---------- Data for the task ----------

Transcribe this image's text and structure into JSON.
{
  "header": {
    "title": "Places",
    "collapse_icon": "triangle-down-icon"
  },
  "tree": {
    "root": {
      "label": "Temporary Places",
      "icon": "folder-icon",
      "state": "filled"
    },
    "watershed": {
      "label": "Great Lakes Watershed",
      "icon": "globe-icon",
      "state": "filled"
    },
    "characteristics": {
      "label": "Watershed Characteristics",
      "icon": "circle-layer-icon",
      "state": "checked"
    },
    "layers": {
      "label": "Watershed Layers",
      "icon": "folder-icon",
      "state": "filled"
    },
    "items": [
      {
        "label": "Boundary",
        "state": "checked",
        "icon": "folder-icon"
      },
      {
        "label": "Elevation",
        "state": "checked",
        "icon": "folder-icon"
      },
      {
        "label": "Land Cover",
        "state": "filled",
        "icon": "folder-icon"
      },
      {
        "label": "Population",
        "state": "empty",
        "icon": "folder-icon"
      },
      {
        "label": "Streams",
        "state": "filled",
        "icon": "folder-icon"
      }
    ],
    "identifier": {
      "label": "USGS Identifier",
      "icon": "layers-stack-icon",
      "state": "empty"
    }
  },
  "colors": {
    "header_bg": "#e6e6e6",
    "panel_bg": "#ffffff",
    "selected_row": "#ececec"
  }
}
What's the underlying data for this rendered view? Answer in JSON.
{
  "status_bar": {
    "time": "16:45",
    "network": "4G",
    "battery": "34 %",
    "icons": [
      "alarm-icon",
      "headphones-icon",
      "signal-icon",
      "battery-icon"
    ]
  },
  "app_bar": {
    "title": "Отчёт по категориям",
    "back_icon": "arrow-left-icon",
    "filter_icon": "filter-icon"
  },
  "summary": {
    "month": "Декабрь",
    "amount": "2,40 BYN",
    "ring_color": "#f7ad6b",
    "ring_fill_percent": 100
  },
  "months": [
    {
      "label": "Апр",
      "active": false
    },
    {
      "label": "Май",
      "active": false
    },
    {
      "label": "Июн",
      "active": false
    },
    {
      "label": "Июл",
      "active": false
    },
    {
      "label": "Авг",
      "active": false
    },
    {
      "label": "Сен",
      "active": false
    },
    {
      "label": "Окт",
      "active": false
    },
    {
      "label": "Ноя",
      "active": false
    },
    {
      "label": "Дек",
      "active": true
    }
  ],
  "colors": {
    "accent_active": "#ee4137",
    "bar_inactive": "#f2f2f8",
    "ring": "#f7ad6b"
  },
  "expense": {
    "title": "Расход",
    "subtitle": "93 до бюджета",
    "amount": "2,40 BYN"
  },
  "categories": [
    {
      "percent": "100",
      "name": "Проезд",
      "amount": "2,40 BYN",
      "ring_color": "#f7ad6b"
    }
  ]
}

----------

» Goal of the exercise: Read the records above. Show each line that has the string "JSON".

» Written solution:
Transcribe this image's text and structure into JSON.
What's the underlying data for this rendered view? Answer in JSON.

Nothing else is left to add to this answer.